Research Project: Biological, Genetic and Genomic Based Disease Management for Vegetable Crops

Location: Vegetable Research

Title: Tomato chlorotic spot virus, an emerging tospovirus threatening vegetable production in the United States

Author
item Zhang, Shouan - University Of Florida
item Ling, Kai-shu
item Seal, Dashina - University Of Florida
item Poudel, Bindu - University Of Florida
item Mcgrath, Margaret - Cornell University - New York
item Wang, Qingren - University Of Florida
item Mcavoy, Gene - University Of Florida

Submitted to: Phytopathology
Publication Type: Abstract Only
Publication Acceptance Date: 5/31/2018
Publication Date: 10/1/2018
Citation: Zhang, S., Ling, K., Seal, D., Poudel, B., McGrath, M., Wang, Q., McAvoy, G. 2018. Tomato chlorotic spot virus, an emerging tospovirus threatening vegetable production in the United States. Phytopathology. 108(10S):S1.190. https://doi.org/10.1094/phyto-108-10-s1.1.
DOI: https://doi.org/10.1094/phyto-108-10-s1.1

Interpretive Summary:

Technical Abstract: Tomato chlorotic spot virus (TCSV) is a tospovirus first detected in tomato and bell pepper in south Florida in 2012. Subsequently, TCSV was confirmed in tomato in Ohio and New York. Since 2014, TCSV has caused significant losses to tomato and bell pepper growers in south Florida. Under field condition, TCSV is efficiently transmitted by thrips, especially western flower thrips (Frankliniella occidentalis), which is abundant in many parts of the U.S. Initial symptoms of TCSV in tomato begin to appear approximately three weeks after transplanting, primarily on top leaves, as blemishes and tiny necrotic lesions.

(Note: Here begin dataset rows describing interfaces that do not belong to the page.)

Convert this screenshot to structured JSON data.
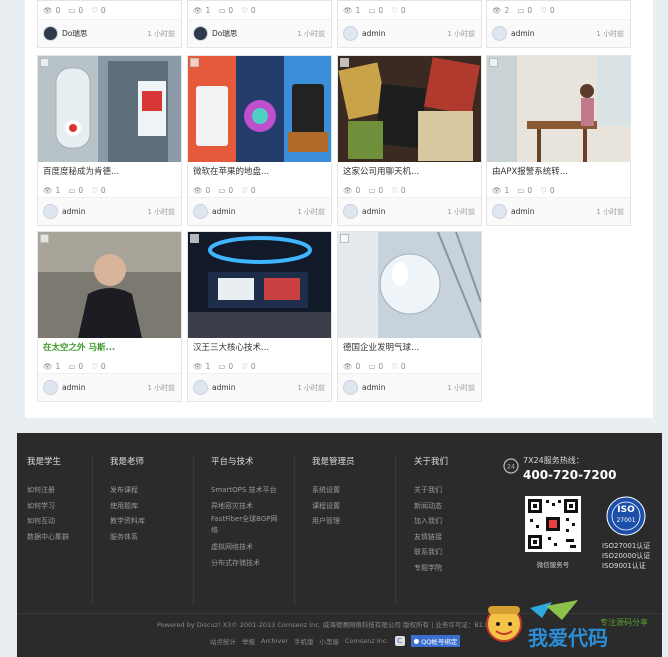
{
  "cards_top_row": [
    {
      "views": "0",
      "comments": "0",
      "likes": "0",
      "author": "Do瑞思",
      "time": "1 小时前"
    },
    {
      "views": "1",
      "comments": "0",
      "likes": "0",
      "author": "Do瑞思",
      "time": "1 小时前"
    },
    {
      "views": "1",
      "comments": "0",
      "likes": "0",
      "author": "admin",
      "time": "1 小时前"
    },
    {
      "views": "2",
      "comments": "0",
      "likes": "0",
      "author": "admin",
      "time": "1 小时前"
    }
  ],
  "cards_row2": [
    {
      "title": "百度度秘成为肯德...",
      "views": "1",
      "comments": "0",
      "likes": "0",
      "author": "admin",
      "time": "1 小时前"
    },
    {
      "title": "微软在苹果的地盘...",
      "views": "0",
      "comments": "0",
      "likes": "0",
      "author": "admin",
      "time": "1 小时前"
    },
    {
      "title": "这家公司用聊天机...",
      "views": "0",
      "comments": "0",
      "likes": "0",
      "author": "admin",
      "time": "1 小时前"
    },
    {
      "title": "由APX报警系统转...",
      "views": "1",
      "comments": "0",
      "likes": "0",
      "author": "admin",
      "time": "1 小时前"
    }
  ],
  "cards_row3": [
    {
      "title": "在太空之外 马斯...",
      "views": "1",
      "comments": "0",
      "likes": "0",
      "author": "admin",
      "time": "1 小时前"
    },
    {
      "title": "汉王三大核心技术...",
      "views": "1",
      "comments": "0",
      "likes": "0",
      "author": "admin",
      "time": "1 小时前"
    },
    {
      "title": "德国企业发明气球...",
      "views": "0",
      "comments": "0",
      "likes": "0",
      "author": "admin",
      "time": "1 小时前"
    }
  ],
  "footer": {
    "col1": {
      "heading": "我是学生",
      "links": [
        "如何注册",
        "如何学习",
        "如何互动",
        "数据中心集群"
      ]
    },
    "col2": {
      "heading": "我是老师",
      "links": [
        "发布课程",
        "使用题库",
        "教学资料库",
        "服务体系"
      ]
    },
    "col3": {
      "heading": "平台与技术",
      "links": [
        "SmartOPS 技术平台",
        "异地容灾技术",
        "FastFiber全球BGP网",
        "络",
        "虚拟网络技术",
        "分布式存储技术"
      ]
    },
    "col4": {
      "heading": "我是管理员",
      "links": [
        "系统设置",
        "课程设置",
        "用户管理"
      ]
    },
    "col5": {
      "heading": "关于我们",
      "links": [
        "关于我们",
        "新闻动态",
        "加入我们",
        "友情链接",
        "联系我们",
        "专题学院"
      ]
    },
    "hotline_label": "7X24服务热线：",
    "hotline_number": "400-720-7200",
    "qr_caption": "微信服务号",
    "iso_badge": "ISO",
    "iso_badge_num": "27001",
    "iso_lines": [
      "ISO27001认证",
      "ISO20000认证",
      "ISO9001认证"
    ],
    "copyright": "Powered by Discuz! X3© 2001-2013 Comsenz Inc.  威海德赛网络科技有限公司 版权所有  | 业务许可证：B1.B",
    "bottom_links": [
      "站点统计",
      "举报",
      "Archiver",
      "手机版",
      "小黑屋",
      "Comsenz Inc."
    ],
    "qq_label": "QQ帐号绑定"
  },
  "watermark": {
    "text": "我爱代码",
    "subtext": "专注源码分享"
  },
  "colors": {
    "accent_green": "#3c9a2c",
    "footer_bg": "#2b2b2b",
    "page_bg": "#e8eef2"
  }
}
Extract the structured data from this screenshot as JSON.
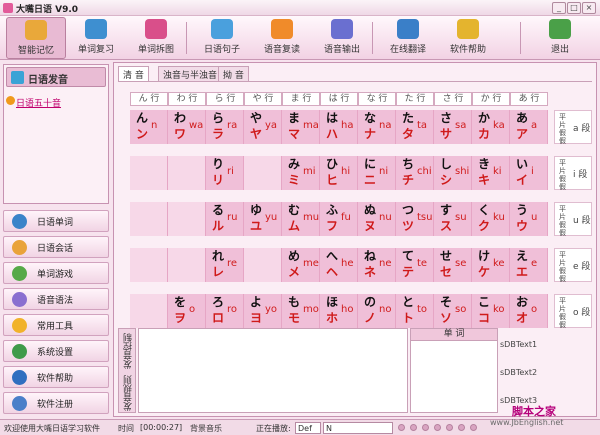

Within one week, the symptoms quickly expand to cause wilting, bronzing, necrosis, deformation of leaves, and terminal stem and leaf death. In bell pepper TCSV causes chlorosis on top leaves, and necrosis over time. TCSV results in severe stunting and eventually death of the plant if plants are infected at an early stage. Infected tomato plants produce few if any fruit with necrotic rings rendering them unmarketable. Field survey of tomato fields conducted in Miami-Dade County, Florida in 2016 to 2017 indicated that TCSV has become the dominant tospovirus in south Florida. In 2017, TCSV was also detected in snap bean in a research greenhouse and in purslane, a common weed, in Homestead, Florida. A method of reverse transcription loop-mediated isothermal amplification (RT-LAMP) was developed for rapid and accurate detection of TCSV from tomato plants. Results of field trials indicate that tomato cultivars carrying sw-5 gene are resistant or tolerant to TCSV. Applying insecticides are not highly effective in reducing TCSV incidence, but can minimize secondary of TCSV by its thrips vectors.